Every parent thinks that their child is the cutest thing since sliced bread. I am no different. When Scarlett was first born I thought she was the most beautiful thing I had ever laid my eyes upon. I knew instantly that she was going to be a movie star.


We all have our ‘thing’ right? Some adore football, others music. My thing is movies. Whatever our thing is we always hope that our children will love it too. From ever since I can remember I was obsessed with the silver screen. Most of my childhood was taken up conversing with my brother and sisters in movie dialogue and going to school dressed as Princess Leia. Pissed off with my brother, I would often give him ’15 seconds to comply’ before battering him. That was our thing.

So imagine my shock and surprise when a mother from school publicly berated me for trying to live my life through my daughter by letting her attend castings for modelling and TV work. Not only had this woman been eavesdropping on a private conversation but she was, in front of the whole school (well, that’s what it felt like), telling me I was a bad mother. A bad mother! I had to refrain from opening a rather large can of whoop ass on her.

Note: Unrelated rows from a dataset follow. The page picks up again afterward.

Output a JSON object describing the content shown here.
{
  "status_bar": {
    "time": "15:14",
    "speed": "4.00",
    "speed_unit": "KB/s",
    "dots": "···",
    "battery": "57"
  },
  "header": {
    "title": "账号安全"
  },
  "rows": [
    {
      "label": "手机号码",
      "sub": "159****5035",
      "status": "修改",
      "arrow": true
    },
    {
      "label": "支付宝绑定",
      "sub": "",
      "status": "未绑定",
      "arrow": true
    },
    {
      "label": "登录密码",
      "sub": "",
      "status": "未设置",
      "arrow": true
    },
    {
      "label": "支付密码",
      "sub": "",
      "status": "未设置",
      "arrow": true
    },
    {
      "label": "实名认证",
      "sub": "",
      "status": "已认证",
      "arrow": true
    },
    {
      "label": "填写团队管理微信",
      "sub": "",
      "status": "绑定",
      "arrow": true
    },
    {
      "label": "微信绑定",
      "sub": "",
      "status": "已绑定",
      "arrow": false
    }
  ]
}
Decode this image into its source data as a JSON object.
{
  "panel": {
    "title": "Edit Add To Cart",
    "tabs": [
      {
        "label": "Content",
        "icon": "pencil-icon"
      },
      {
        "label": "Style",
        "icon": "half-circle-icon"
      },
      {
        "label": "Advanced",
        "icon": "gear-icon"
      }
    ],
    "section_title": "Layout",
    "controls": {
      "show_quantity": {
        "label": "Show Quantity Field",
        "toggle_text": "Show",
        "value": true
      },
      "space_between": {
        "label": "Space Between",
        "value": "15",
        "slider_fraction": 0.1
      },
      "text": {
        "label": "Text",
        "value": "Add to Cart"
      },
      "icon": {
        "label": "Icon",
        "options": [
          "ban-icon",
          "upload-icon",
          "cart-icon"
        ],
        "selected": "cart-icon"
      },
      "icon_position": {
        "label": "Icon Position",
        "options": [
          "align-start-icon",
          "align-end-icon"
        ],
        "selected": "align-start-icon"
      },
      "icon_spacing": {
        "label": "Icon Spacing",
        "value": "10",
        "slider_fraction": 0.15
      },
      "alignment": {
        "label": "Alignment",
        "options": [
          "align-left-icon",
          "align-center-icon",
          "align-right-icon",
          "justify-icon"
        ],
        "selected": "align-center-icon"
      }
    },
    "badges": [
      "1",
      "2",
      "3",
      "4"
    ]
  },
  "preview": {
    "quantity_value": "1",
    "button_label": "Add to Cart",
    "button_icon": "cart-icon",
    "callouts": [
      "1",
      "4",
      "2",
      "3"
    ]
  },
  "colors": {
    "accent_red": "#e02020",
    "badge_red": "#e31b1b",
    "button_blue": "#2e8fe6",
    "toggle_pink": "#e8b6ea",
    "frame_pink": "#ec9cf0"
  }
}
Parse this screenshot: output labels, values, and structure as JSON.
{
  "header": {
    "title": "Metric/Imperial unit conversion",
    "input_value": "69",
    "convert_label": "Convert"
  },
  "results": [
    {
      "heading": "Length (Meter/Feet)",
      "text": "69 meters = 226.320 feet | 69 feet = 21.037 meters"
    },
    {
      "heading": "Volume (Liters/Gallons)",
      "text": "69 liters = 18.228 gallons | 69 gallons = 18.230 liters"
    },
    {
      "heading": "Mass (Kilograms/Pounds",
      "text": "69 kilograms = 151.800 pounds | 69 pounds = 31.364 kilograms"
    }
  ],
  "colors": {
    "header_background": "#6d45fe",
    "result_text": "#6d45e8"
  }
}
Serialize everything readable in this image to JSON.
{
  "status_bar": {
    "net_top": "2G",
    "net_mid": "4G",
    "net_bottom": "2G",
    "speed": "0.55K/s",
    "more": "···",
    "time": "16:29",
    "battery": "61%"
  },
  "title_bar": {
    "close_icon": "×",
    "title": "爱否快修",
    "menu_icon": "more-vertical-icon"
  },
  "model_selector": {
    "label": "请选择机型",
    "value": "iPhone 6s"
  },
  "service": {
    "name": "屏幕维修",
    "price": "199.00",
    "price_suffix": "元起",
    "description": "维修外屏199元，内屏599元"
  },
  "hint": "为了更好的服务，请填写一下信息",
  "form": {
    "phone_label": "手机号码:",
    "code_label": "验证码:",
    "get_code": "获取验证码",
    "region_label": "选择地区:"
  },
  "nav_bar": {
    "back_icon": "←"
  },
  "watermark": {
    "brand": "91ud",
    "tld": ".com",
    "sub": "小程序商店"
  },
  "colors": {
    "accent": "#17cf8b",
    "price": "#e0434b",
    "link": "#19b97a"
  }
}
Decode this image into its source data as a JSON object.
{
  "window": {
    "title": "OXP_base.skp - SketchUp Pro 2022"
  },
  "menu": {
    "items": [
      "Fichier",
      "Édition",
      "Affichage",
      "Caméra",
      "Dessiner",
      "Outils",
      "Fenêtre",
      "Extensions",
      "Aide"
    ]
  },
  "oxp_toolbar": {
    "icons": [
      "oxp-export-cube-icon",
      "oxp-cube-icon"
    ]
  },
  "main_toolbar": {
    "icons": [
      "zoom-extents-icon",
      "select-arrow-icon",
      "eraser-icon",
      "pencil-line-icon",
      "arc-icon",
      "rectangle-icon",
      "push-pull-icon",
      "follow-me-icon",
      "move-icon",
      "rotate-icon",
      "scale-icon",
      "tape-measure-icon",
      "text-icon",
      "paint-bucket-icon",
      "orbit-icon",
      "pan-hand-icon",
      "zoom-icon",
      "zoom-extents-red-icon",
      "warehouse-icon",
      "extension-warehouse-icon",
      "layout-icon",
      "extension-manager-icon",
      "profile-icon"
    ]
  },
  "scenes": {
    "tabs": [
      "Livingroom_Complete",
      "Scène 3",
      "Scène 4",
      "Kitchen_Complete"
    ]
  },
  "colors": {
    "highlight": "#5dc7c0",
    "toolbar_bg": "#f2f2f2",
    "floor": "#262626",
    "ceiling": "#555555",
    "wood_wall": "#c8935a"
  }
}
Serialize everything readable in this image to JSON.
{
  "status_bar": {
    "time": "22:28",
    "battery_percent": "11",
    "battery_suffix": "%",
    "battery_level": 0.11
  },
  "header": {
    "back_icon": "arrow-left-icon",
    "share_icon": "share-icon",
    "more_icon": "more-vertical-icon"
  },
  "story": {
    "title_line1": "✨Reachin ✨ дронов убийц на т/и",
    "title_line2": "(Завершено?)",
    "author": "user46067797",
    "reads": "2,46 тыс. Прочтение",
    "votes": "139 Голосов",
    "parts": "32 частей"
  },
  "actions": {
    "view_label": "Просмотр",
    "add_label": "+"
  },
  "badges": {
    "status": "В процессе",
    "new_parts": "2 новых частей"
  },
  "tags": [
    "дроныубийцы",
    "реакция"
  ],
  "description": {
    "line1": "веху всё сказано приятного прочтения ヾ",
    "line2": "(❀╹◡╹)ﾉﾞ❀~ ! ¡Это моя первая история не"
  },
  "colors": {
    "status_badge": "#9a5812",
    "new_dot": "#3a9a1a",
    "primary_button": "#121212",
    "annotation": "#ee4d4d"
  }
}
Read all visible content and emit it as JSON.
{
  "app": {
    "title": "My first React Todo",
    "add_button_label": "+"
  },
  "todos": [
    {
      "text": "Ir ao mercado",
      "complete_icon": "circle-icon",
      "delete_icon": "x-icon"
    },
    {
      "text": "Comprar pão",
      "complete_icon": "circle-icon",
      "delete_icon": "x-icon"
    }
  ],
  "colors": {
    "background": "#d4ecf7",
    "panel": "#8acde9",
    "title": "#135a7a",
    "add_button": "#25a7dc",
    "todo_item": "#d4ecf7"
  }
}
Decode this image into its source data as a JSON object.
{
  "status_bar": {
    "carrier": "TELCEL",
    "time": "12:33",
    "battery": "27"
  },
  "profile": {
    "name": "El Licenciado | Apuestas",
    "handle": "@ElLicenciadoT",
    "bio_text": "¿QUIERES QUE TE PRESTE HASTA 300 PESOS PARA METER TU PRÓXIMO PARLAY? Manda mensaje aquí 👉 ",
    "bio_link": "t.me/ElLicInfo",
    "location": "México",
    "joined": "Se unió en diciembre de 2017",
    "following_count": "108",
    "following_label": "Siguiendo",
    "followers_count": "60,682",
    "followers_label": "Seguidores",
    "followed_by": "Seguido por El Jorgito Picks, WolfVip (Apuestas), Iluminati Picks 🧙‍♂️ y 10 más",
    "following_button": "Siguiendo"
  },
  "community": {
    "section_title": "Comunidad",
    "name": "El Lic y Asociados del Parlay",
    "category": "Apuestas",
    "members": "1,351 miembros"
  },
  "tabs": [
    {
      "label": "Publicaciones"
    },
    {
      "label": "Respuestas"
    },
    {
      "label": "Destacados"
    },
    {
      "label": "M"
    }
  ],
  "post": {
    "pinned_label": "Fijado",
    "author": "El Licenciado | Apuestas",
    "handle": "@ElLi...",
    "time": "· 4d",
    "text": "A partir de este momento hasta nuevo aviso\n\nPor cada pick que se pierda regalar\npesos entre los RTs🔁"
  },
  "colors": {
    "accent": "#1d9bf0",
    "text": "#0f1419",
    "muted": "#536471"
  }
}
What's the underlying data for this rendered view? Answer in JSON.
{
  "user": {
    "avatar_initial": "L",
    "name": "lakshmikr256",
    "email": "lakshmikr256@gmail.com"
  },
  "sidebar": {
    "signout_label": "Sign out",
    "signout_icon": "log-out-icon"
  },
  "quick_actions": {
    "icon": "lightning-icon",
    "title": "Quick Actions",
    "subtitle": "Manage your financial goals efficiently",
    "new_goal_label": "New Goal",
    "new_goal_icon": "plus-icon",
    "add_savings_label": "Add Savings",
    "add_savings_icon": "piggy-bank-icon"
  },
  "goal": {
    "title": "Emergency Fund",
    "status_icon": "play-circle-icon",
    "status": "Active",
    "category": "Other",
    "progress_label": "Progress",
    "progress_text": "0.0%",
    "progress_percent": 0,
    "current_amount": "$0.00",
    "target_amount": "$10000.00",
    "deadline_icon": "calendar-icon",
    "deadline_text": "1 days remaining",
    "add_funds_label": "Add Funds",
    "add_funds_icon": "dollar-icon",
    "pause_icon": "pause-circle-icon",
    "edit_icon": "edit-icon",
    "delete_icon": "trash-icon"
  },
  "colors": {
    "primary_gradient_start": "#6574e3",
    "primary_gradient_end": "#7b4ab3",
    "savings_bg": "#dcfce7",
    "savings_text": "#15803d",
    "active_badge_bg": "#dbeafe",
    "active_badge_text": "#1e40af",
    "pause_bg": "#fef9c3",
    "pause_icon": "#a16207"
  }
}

She couldn’t believe that I was sending my daughter out to work at her age and that the entertainment industry shouldn’t allow anyone under 18 to work. Just imagine for a minute the iconic roles of these great movies without children: ET, Home Alone, The Karate Kid, Sixth Sense, Harry Potter for crying out loud! According to this vile creature, my daughter would be ‘posing topless and snorting coke before she was 13’. Way to go on the stereotyping there love.

It bothered me for weeks and still does if the truth be known. Was I living my life through her? Making her do what I actually wished I’d have done? Maybe. The fact is though that Scarlett has inherited my love of movies and television, like I did from my parents. Even though she’s 8 she knows her own mind and I have always told her that if she ever doesn’t want to carry on with this she just has to say, and that is the honest truth. The only thing I MAKE my kids do is swimming lessons. They can try a million different hobbies and if they hate it then move on to the next, no offense taken but swimming is a must. No negotiation.

It’s a tough business to break into and a lot of the time is not very glamourous. When and if your child gets a casting call, you can always bet your sweet bippy (whatever that is) that it’s always a long car journey away, in some random warehouse that your satnav can’t find. If they get through the first casting they then get a recall which they may or may not get expenses paid for. If they then get the gig there is often many hours waiting around for your slot to be shot or filmed. We were on the Hollyoaks set once, hanging around for 5 hours, bored senseless with a 3 year old. NOT an easy task to keep them happy and tantrum free. All that is forgotten though as soon as filming begins. The thrill of seeing your child in a magazine or on TV is a proper chest puffing moment. The paycheck that arrives soon after is the icing on the cake too. I wish I earned that now, never mind when I was 8. With the money she earns we buy premium bonds for her, a nice little nest egg for when she needs it later on in life.

Another very important part of this journey is finding the right agent. You could do it on your own but I wouldn’t like to try it. As streetwise as I think I am, in the early days I was ripped off by ruthless companies pulling at my heart strings, telling me that my daughter is exactly what they are looking for. It’ll only cost me £299 to get a professional portfolio done and then a discounted price of £150 for updated shots every year. Blah, blah, blah. Yeah, I fell for it. Idiot!

A couple of months ago my friend, Amy, organised a workshop by the Mark Jermin Management team. Mark himself came up from Wales specifically to find talent here in the Northwest (thank you Media City Salford, no more wishing that we lived in the M25 catchment area). The workshop was an informal but structured session and he made sure he spoke to each and every one of those kids attending. I was very impressed with his manner and his instructions to them were clear and concise. We were thrilled that Scarlett was one of a few children chosen to be represented by him. Mark is obviously very passionate about his profession and the team at  head office are just lovely too. I feel confident knowing that my daughter is in good hands.





Back to the playground incident. I chose not to defend myself that day. I chose not to tell her that we like stargazing too. That we’d bought her a telescope and MADE her look at the stars, evil parents! I chose not to tell her that we’d bought a load of ingredients and baked with her the previous weekend, made her follow a recipe. I chose not to defend our life choices that day. Acting is just one thing that Scarlett likes to take part in, just one out of many but one that she actually gets paid for. She is highly motivated to aim high and has Hollywood firmly in her sites, iCarly and Victorious are where she wants to be. She might want to be a vet this time next year but it’s great to have a dream, even better when there is a possibility, no matter how small, of it coming true. It’s great to have a common interest too. With us it’s movies. That’s our thing.

Now, who do I have to sleep with to get my kid a part in the new Star Wars??? 😉


Think big and reach for the stars,

Vix x